- Category: Work
- Created on Friday, October 26 2012
- Written by Sophia Foster
In recent months, employers have begun to gain confidence in the economy after five years of recession and slow, unsteady recovery. Since the start of 2012, improving job prospects seem to finally be effecting hiring in a noticeable way. For recent students graduating from bachelor's and master's degree programs, the chances of quickly entering into solid career are better than the y have been for years. Yet, in an increasingly globalized marketplace, students still need to make job seeking a major priority.
After years of grim job prospects for new college graduates, employers surveyed by the National Association of Colleges and Employers say the y hired 9.5% more graduates from the class of 2012 than the y did from the class of 2011. Findings from
“Each year, we continue to see improvement in the college graduate job market. Las year was slightly better than 2010 and this year should be slightly better than 2011,” says John A. Challenger, Chief Executive of Challenger, Gray & Christmas Inc. Even in the Metro-Detroit area of
Salary offers for recent college graduates are also incrementally improving, with students hired into permanent positions from this year's class paid more, on average, than the class of 2010. The NACE's Fall 2011 Salary Survey shows that this year's class of graduates will make an average of 6% more than last year's class of graduates, a rise from $48,000 to just over $51,000.
The highest salary offers for outgoing college graduates are usually going to those with engineering degrees, followed by business majors and those majoring in tech-related subjects. Salary for engineering majors rose an average of 2.8% over last year's average, to $60,291. Among that group, petroleum engineers were offered the highest average salary, at $82,741, an increase of 7.1% year-to-year. For graduates who have attained a master's degree, the conditions are even more favorable. Statistics from the United States Census Bureau show that US workers between the ages of 21 and 64 with a master's degree or higher earn an average annual salary of $55,242, while those with a bachelor's degree earn an annual average of $42,877, representing a difference of nearly 30%.

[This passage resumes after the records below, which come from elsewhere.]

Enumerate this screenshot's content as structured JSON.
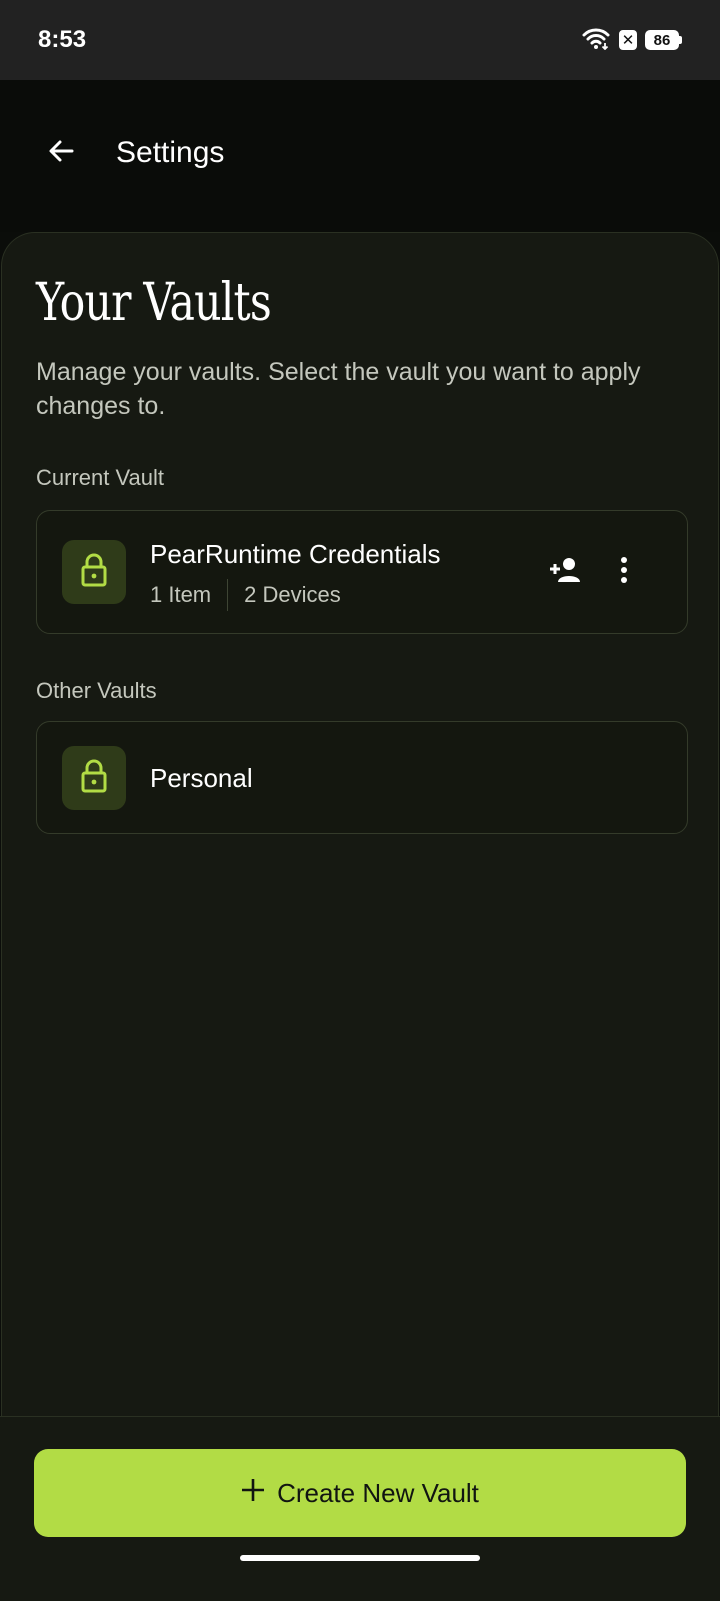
{
  "status_bar": {
    "time": "8:53",
    "battery": "86",
    "icons": [
      "wifi-icon",
      "notification-x-icon",
      "battery-icon"
    ]
  },
  "header": {
    "title": "Settings",
    "back_icon": "arrow-left-icon"
  },
  "page": {
    "title": "Your Vaults",
    "subtitle": "Manage your vaults. Select the vault you want to apply changes to."
  },
  "current_section": {
    "label": "Current Vault",
    "vault": {
      "name": "PearRuntime Credentials",
      "items": "1 Item",
      "devices": "2 Devices",
      "icon": "lock-icon",
      "actions": [
        "add-person-icon",
        "more-vertical-icon"
      ]
    }
  },
  "other_section": {
    "label": "Other Vaults",
    "vaults": [
      {
        "name": "Personal",
        "icon": "lock-icon"
      }
    ]
  },
  "footer": {
    "create_label": "Create New Vault",
    "create_icon": "plus-icon"
  },
  "colors": {
    "accent": "#b2dc45",
    "lock_tile_bg": "#2f3b19",
    "lock_icon": "#b2dc45",
    "panel_bg": "#161912",
    "header_bg": "#0a0c09",
    "muted_text": "#c4c7bd"
  }
}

Graduates looking for job security often find the best odds in rapidly growing fields such as finance and accounting, engineering, computer science, sales and marketing, education, healthcare and social services. While annual median income can vary a great deal between the se careers, with those in education and social services often taking home far smaller annual income than those in engineering, computer science or finance, job security is often the strongest among the se professions, with unemployment hovering around 5%, about 3-4% below the national average.
For many college graduates entering the workforce, the data is inspiring an ambition to make the most of the improving outlook. “The most successful candidates are those who, as undergrads, pulled out all the stops,” says Dan Schawbel, founder of Millennial Branding. “You've got to get as many internships as you possibly can. Use social networks. Use your family and your friends.”
Shawn O'Connor, founder and CEO of Stratus Careers, a career counseling firm, recommends job-seekers look at long-term job trends in industries that interest the m. “Talk to people currently in the industry in which you hope to work after graduate school,” says O'Connor. “Ask questions about how the y obtained the ir jobs and gained more significant responsibility.” One can also view employment numbers nationally or by state through the Bureau of Labor Statistics by Industry report, which offers statistics related to layoffs, hiring and earnings for specific industries.
In today's fiercely competitive global marketplace, proactive job hunting is essential, though some graduates might also improve the ir chances of finding a job the y love by thinking more broadly than the y're used to. This might mean relocating or considering jobs that are considered out of the ir field, but utilize similar skills. The improving job market is evidence that college graduates have a better opportunity than the y have had in years to attain the ir dream career. However, the global competition faced by young job-seekers today means that focused ambition and a long term career plan is at least as important today than it has ever been before. Graduates who use the ir schooling to gain real-world skills through internships and active engagement with teachers will likely become the leaders among the ir respective industries in the years to come.
Sophia Foster writes around the web about deciding on the value of post-graduate education, and visits Veterans Enterprise to discuss how today’s students can best make sense of market changes and take advantage of new hiring trends. Much of her advice builds on topics that have been discussed previously: namely, veterans with experience in engineering, analysis, and other numbers-heavy fields are usually in the best positions, but must still work to translate the ir passions into profitable careers.